**What you need to do**
Select all lines in the records that include "Save".

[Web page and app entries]
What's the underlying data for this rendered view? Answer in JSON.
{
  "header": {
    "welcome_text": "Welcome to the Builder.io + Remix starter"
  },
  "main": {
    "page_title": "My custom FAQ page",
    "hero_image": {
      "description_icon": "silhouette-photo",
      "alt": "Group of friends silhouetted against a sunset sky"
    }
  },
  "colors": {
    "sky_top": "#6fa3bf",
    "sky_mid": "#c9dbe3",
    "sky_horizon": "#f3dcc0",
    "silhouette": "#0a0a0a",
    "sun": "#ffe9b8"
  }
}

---

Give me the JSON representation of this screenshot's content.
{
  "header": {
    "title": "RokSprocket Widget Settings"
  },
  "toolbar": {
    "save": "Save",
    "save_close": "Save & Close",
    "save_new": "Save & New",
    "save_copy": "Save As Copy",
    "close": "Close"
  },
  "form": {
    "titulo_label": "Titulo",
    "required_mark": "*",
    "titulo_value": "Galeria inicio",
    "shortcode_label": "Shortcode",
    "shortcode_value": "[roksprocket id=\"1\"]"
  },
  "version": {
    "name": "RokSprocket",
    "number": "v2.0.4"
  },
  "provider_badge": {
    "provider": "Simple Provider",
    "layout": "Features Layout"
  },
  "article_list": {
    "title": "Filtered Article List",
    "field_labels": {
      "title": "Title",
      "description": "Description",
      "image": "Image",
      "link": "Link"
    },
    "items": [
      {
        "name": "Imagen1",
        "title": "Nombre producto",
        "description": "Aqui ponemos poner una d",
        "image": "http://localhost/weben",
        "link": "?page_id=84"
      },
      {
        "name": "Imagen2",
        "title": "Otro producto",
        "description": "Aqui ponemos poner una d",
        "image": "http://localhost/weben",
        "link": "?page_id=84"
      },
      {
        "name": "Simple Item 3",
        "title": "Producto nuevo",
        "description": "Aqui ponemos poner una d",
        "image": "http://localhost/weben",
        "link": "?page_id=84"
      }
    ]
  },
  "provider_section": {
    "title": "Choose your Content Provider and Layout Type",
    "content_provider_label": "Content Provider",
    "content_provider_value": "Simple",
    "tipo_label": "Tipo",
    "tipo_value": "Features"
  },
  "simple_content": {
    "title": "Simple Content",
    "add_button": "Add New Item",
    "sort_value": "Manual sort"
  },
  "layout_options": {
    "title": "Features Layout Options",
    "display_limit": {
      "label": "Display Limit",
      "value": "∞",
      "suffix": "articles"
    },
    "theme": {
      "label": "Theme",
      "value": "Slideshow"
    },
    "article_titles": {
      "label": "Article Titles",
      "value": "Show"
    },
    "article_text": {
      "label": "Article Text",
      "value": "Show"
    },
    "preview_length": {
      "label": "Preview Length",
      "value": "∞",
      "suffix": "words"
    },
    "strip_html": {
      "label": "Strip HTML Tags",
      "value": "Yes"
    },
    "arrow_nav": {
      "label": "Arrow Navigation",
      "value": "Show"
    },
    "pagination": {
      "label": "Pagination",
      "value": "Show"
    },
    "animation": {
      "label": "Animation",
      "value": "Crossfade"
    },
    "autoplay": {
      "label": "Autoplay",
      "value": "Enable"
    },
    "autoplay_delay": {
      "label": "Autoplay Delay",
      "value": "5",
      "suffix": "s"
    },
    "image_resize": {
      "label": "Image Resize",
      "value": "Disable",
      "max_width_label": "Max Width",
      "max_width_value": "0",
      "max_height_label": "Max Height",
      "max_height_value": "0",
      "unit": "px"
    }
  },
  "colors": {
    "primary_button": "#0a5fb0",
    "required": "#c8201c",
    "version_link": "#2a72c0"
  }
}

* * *

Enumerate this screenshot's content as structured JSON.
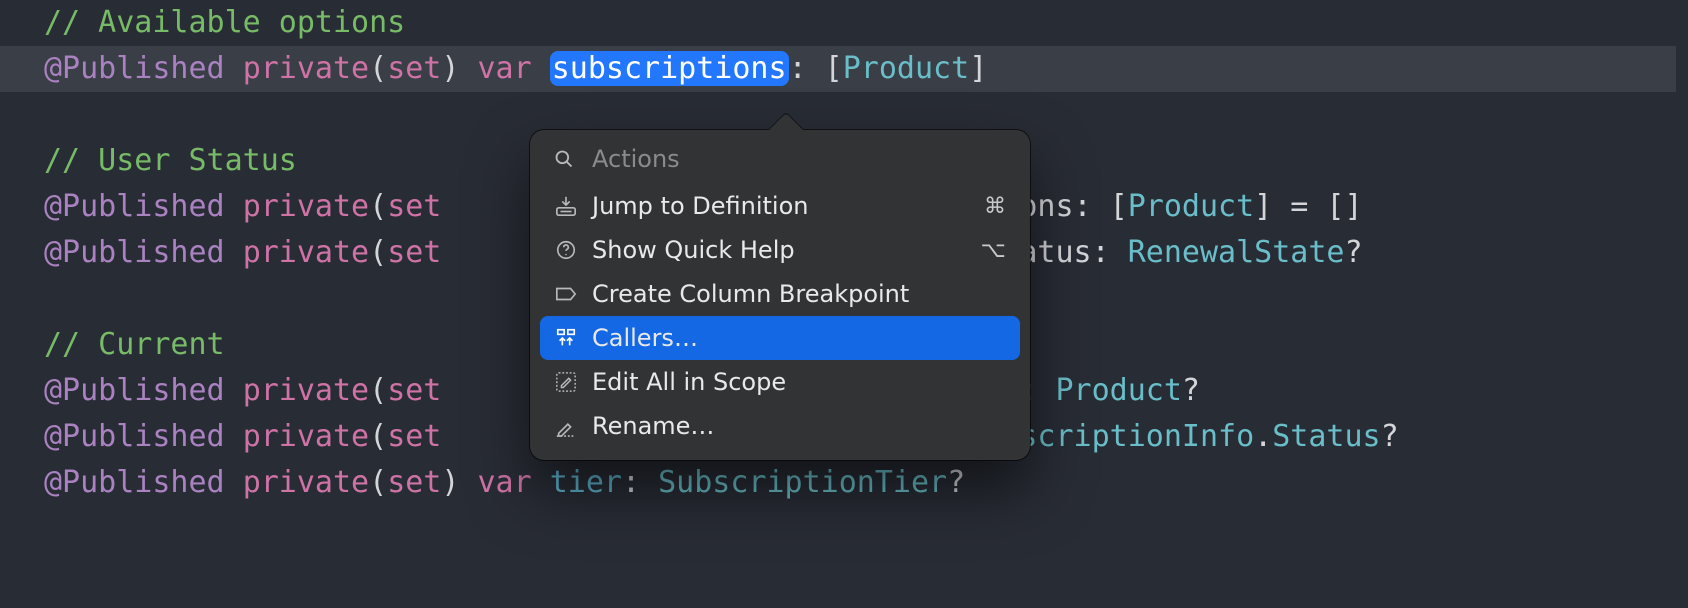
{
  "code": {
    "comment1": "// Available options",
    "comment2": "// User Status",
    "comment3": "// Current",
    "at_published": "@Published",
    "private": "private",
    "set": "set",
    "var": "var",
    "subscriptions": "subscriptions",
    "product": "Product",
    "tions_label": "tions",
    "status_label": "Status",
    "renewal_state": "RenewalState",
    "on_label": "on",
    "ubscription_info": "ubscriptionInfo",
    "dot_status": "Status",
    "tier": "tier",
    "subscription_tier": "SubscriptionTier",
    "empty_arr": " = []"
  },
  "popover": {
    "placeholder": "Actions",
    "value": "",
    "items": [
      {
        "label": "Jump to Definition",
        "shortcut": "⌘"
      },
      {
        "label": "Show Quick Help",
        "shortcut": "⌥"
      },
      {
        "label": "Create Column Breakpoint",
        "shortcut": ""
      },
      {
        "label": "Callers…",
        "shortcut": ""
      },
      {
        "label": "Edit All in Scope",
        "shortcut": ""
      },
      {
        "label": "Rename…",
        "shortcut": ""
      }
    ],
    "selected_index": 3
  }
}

**Exercise solution**
    "save": "Save",
    "save_close": "Save & Close",
    "save_new": "Save & New",
    "save_copy": "Save As Copy",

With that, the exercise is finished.